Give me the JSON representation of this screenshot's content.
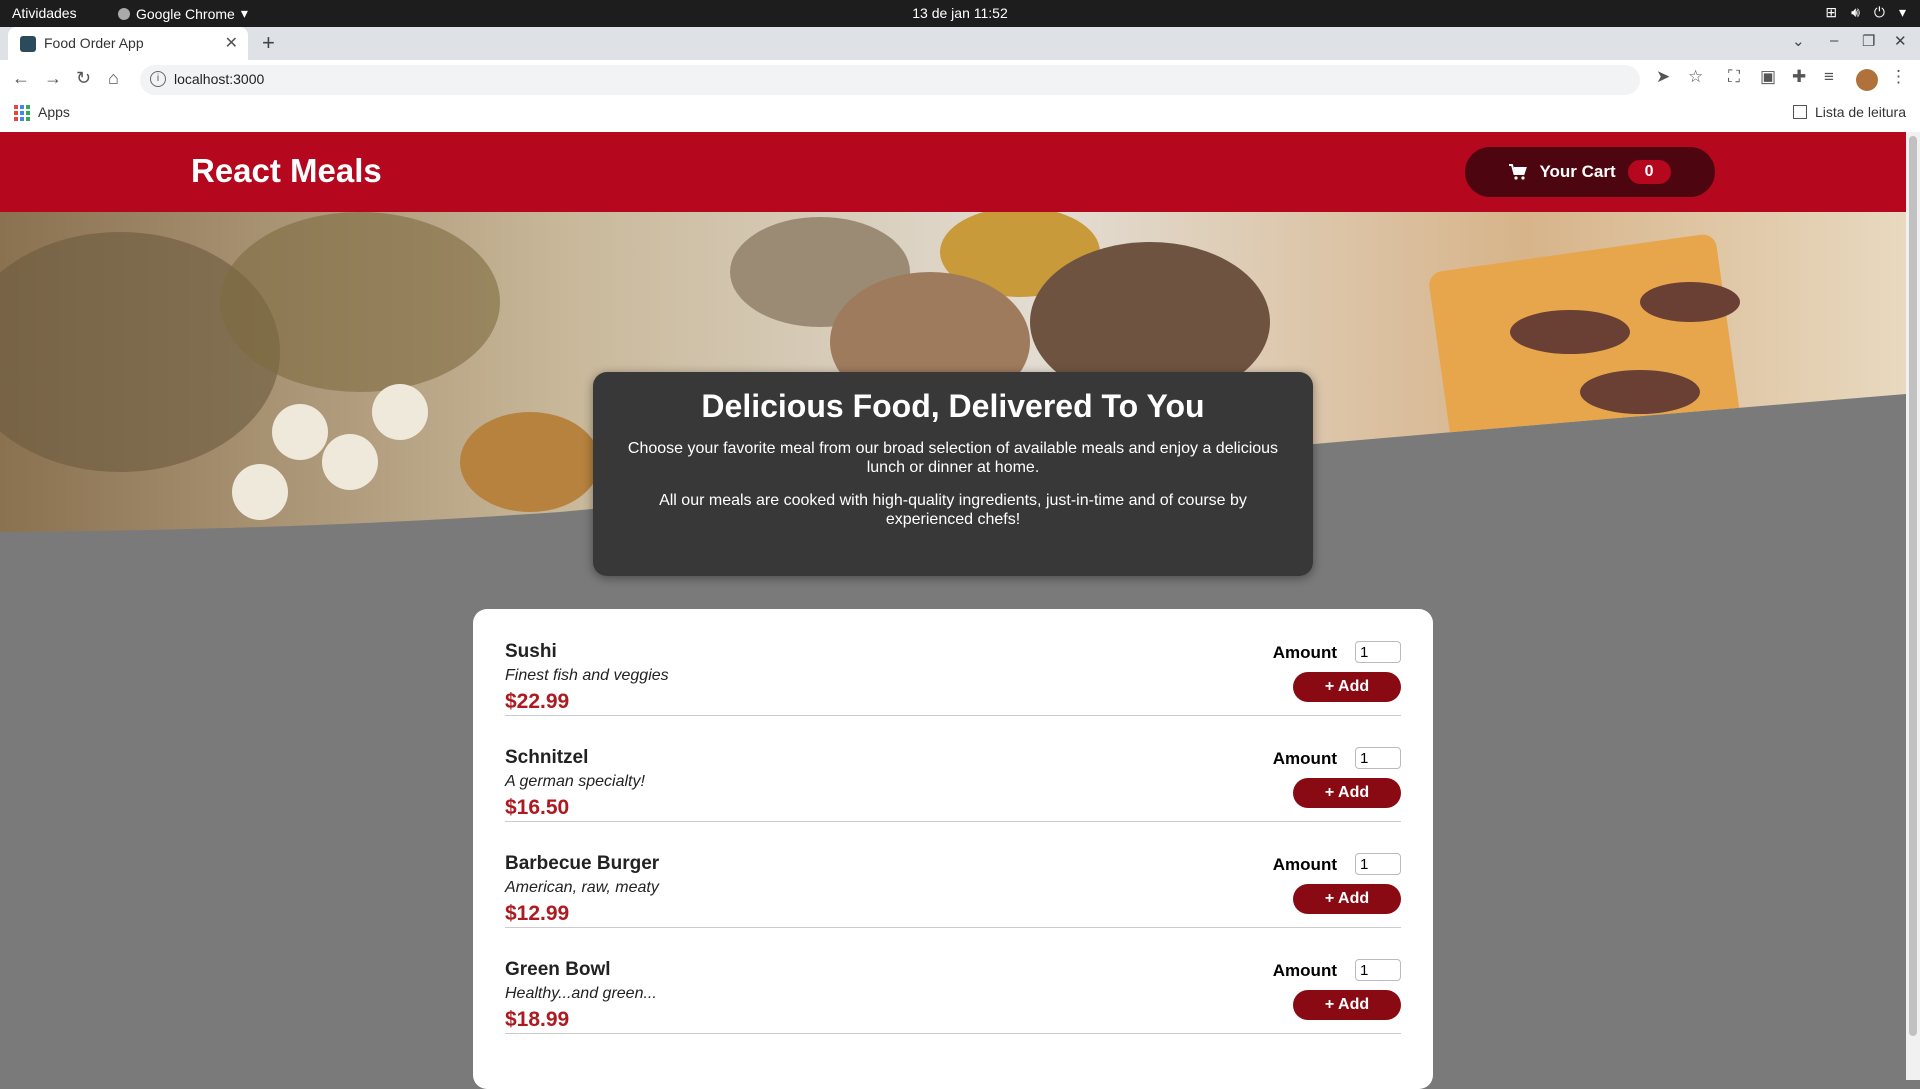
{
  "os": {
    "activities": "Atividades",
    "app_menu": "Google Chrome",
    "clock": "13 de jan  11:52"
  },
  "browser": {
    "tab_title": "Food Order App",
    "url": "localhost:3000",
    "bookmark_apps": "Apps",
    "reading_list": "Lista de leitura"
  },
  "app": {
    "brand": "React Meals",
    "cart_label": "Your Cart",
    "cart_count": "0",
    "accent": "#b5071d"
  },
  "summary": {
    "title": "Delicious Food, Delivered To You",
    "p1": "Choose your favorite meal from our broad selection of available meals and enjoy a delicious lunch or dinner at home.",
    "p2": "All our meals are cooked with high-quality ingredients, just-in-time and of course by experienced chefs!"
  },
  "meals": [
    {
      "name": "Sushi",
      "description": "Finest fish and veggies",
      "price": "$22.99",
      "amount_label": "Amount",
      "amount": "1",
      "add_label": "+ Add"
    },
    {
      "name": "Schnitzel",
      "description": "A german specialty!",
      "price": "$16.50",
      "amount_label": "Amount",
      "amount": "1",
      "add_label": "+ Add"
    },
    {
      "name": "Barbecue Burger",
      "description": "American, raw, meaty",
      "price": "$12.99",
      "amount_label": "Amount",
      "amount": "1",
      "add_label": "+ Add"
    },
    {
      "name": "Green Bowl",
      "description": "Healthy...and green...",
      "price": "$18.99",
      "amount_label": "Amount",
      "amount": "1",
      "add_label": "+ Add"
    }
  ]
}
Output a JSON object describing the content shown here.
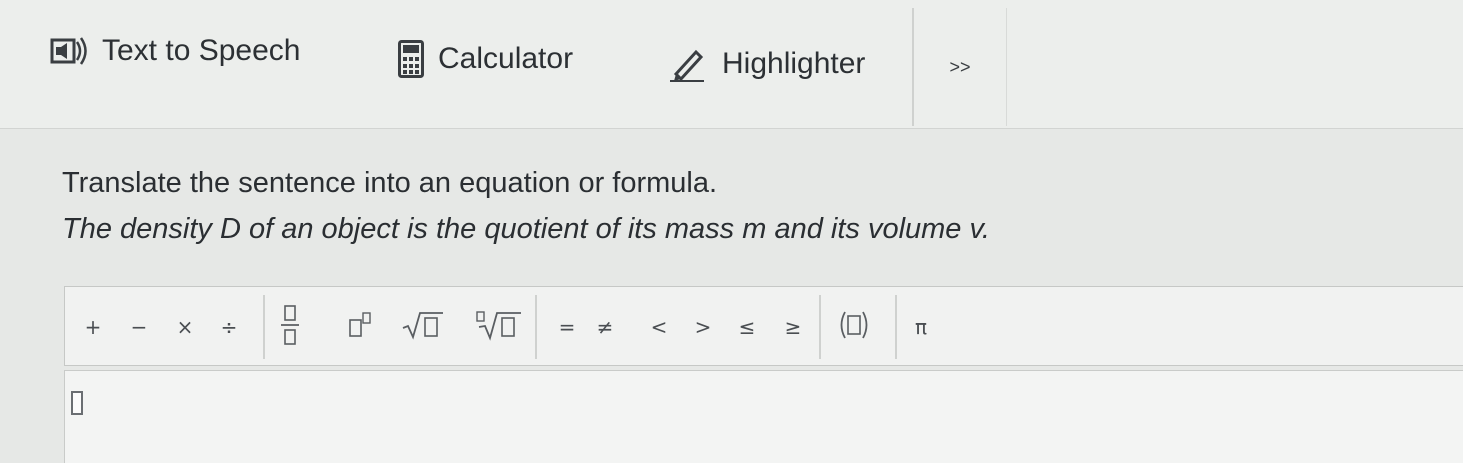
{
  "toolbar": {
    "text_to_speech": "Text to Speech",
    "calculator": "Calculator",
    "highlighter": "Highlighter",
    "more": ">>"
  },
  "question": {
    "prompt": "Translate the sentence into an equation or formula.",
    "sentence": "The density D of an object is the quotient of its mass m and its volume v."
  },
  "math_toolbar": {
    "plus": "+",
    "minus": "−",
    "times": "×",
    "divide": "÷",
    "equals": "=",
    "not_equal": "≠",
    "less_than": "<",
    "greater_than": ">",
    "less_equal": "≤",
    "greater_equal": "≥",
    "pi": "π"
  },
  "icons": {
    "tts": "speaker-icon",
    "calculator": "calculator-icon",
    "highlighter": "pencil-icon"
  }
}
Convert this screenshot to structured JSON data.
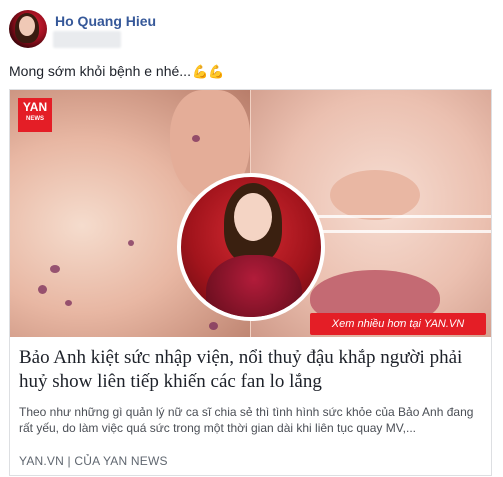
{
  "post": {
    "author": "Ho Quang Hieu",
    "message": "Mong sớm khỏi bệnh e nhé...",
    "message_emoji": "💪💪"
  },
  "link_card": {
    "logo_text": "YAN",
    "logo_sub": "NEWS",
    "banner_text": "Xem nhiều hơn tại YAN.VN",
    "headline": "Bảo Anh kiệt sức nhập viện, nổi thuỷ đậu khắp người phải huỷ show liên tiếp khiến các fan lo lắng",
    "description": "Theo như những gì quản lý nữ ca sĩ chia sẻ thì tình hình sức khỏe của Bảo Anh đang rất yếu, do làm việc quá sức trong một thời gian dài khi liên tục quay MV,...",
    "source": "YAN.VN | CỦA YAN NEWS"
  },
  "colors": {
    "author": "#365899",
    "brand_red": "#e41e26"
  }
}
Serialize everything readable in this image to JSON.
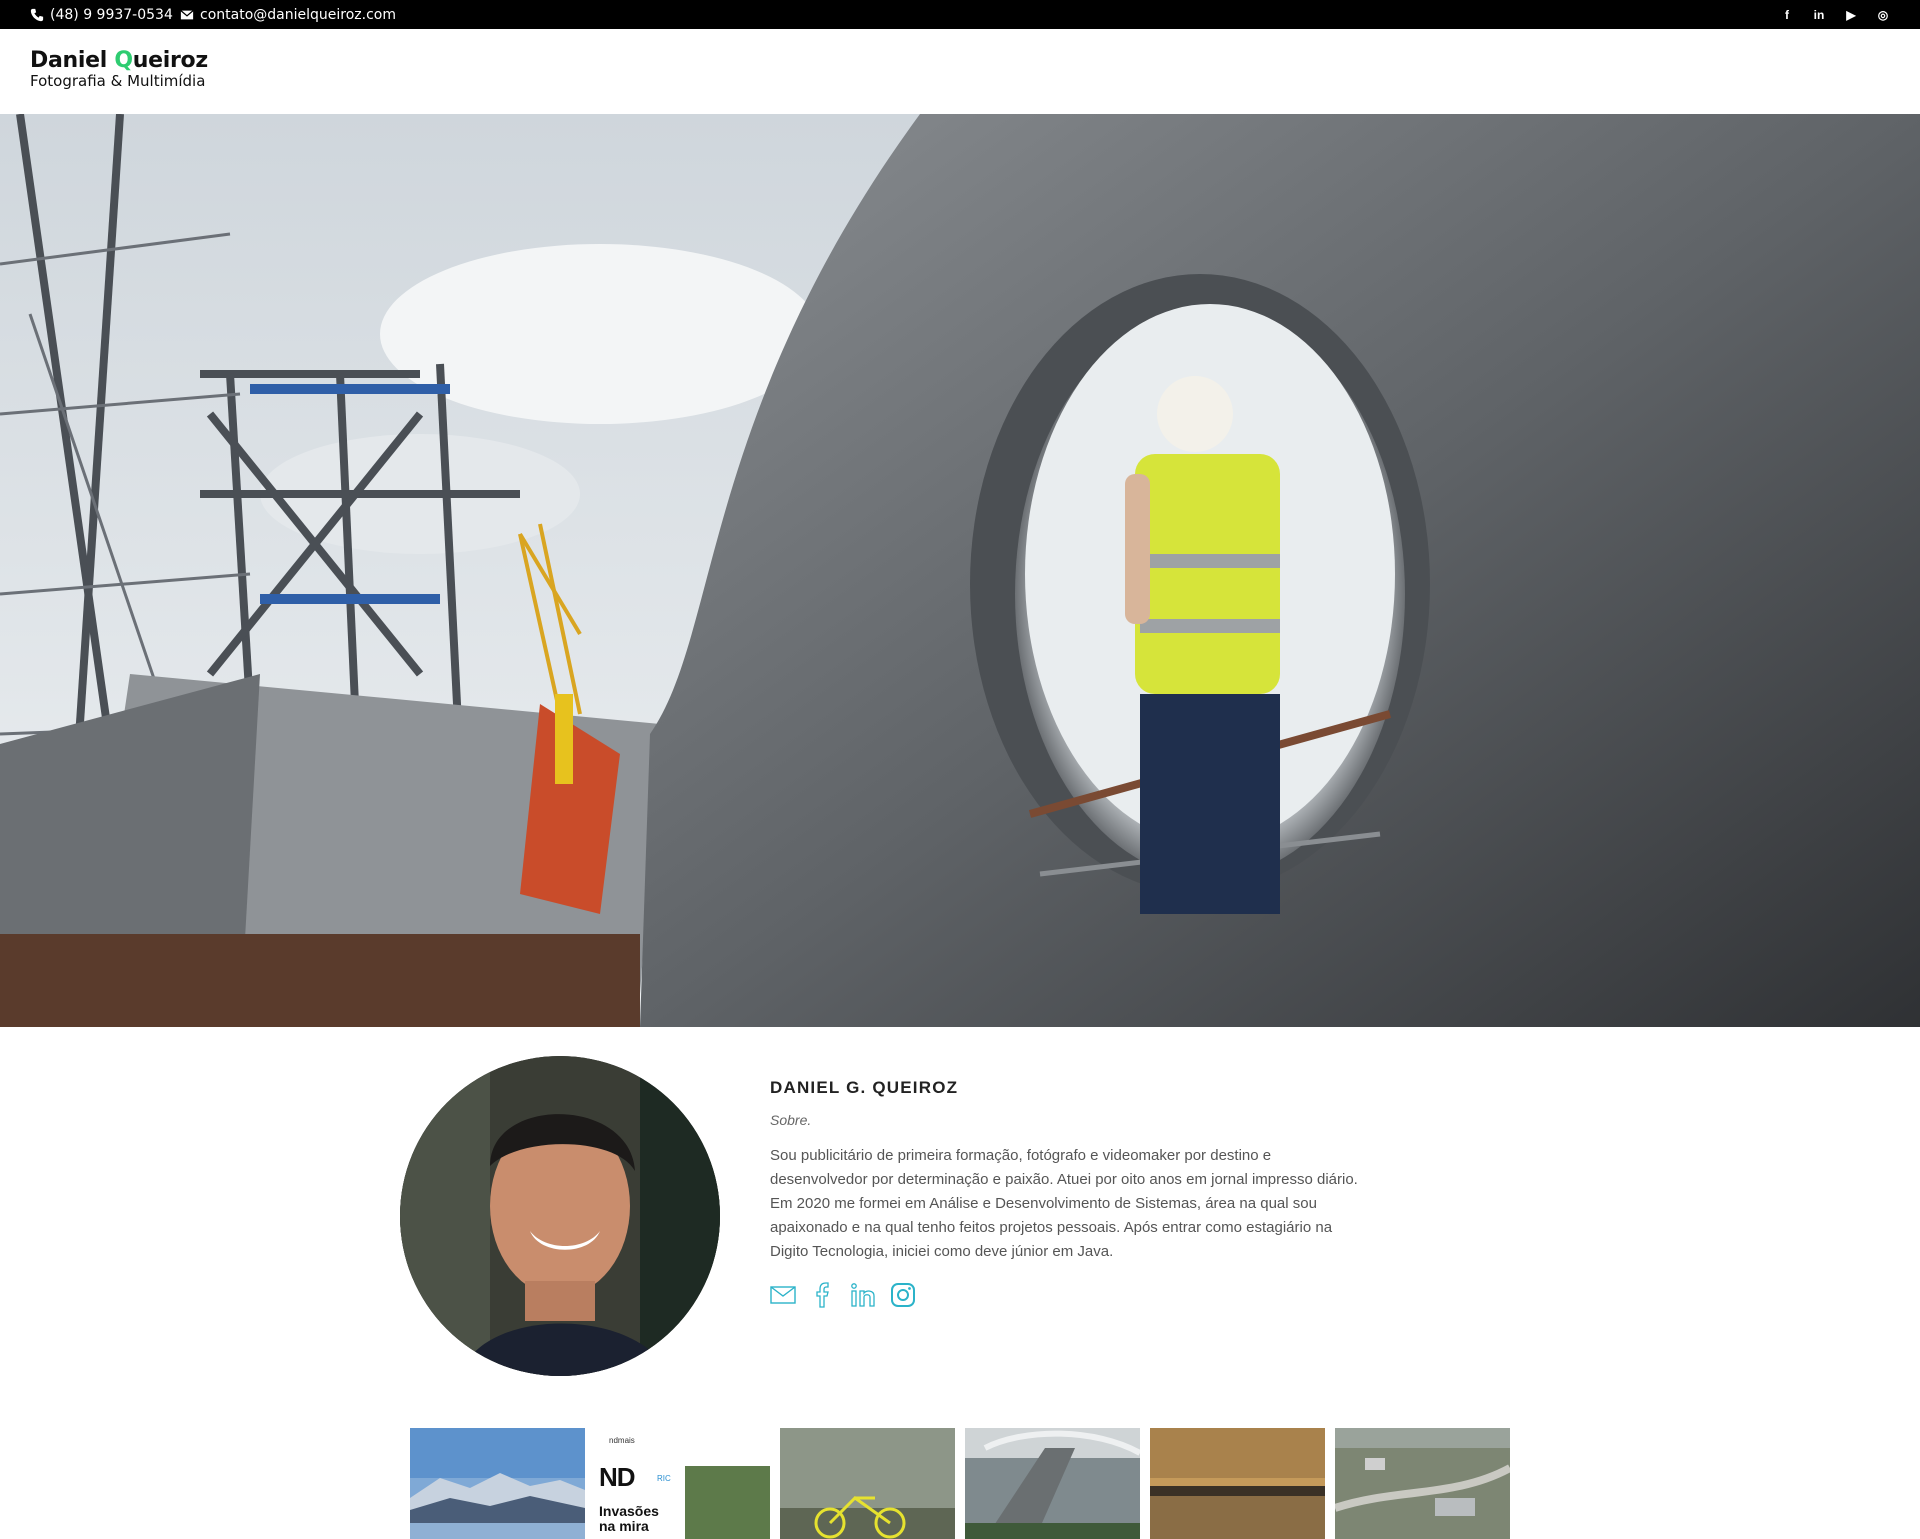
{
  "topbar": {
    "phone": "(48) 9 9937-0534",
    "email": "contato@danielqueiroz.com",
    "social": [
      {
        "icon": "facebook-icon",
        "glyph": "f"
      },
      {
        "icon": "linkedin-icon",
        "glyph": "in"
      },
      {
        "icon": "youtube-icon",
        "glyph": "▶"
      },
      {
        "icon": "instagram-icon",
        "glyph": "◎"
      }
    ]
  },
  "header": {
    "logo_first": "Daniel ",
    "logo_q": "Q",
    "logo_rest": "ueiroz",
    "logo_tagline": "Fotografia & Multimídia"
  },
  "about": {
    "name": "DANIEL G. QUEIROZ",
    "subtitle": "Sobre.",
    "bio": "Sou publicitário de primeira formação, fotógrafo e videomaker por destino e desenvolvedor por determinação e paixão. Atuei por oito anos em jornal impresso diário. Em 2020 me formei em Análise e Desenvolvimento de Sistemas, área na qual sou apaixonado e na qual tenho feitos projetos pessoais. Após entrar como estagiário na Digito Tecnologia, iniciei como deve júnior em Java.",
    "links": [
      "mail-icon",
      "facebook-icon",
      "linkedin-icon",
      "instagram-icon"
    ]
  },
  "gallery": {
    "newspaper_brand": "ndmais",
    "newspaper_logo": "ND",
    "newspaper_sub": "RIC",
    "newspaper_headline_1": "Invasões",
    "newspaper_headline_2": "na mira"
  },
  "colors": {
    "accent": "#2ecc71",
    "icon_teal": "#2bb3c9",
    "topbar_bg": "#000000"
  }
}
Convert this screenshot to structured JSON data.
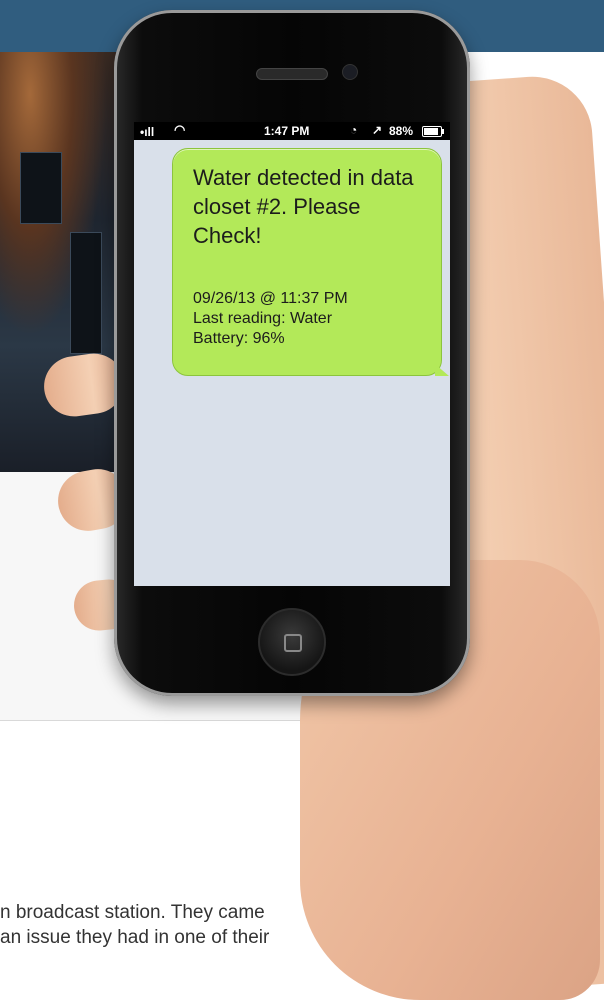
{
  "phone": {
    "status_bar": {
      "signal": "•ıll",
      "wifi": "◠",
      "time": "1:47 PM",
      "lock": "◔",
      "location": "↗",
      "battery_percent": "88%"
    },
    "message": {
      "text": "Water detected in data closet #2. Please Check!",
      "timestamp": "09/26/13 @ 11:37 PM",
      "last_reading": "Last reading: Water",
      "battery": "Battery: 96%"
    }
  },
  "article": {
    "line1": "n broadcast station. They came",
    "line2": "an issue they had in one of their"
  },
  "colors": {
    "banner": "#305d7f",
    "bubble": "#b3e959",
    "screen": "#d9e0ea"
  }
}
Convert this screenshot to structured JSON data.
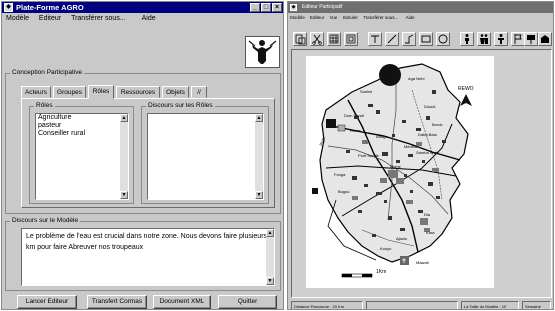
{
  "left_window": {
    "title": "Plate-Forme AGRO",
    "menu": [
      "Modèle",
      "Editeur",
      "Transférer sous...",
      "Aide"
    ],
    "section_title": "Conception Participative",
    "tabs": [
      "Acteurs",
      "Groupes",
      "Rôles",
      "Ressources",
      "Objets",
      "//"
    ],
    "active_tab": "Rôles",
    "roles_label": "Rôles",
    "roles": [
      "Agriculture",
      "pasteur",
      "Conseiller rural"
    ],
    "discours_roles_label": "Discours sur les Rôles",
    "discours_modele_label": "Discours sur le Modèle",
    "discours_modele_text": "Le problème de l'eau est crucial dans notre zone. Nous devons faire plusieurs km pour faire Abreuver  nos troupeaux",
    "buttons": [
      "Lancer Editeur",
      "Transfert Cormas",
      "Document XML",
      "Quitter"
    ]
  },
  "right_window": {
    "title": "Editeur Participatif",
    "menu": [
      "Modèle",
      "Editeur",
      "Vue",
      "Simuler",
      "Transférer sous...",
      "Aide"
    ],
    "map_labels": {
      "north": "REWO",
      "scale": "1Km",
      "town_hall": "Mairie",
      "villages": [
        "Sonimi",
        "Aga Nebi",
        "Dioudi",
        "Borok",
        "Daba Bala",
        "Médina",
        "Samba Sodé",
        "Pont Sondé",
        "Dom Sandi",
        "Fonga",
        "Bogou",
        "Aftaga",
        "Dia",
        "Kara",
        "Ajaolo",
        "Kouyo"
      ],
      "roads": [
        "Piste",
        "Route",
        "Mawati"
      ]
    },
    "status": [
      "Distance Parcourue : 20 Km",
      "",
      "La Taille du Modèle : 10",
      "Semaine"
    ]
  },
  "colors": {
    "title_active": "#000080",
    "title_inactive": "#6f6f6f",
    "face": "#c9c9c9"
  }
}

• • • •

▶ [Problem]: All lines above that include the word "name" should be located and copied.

▶ [Task answer]:
      "name": "Sushi",
      "name": "Schnitzel",
      "name": "Barbecue Burger",
      "name": "Green Bowl",
    "name": "DANIEL G. QUEIROZ",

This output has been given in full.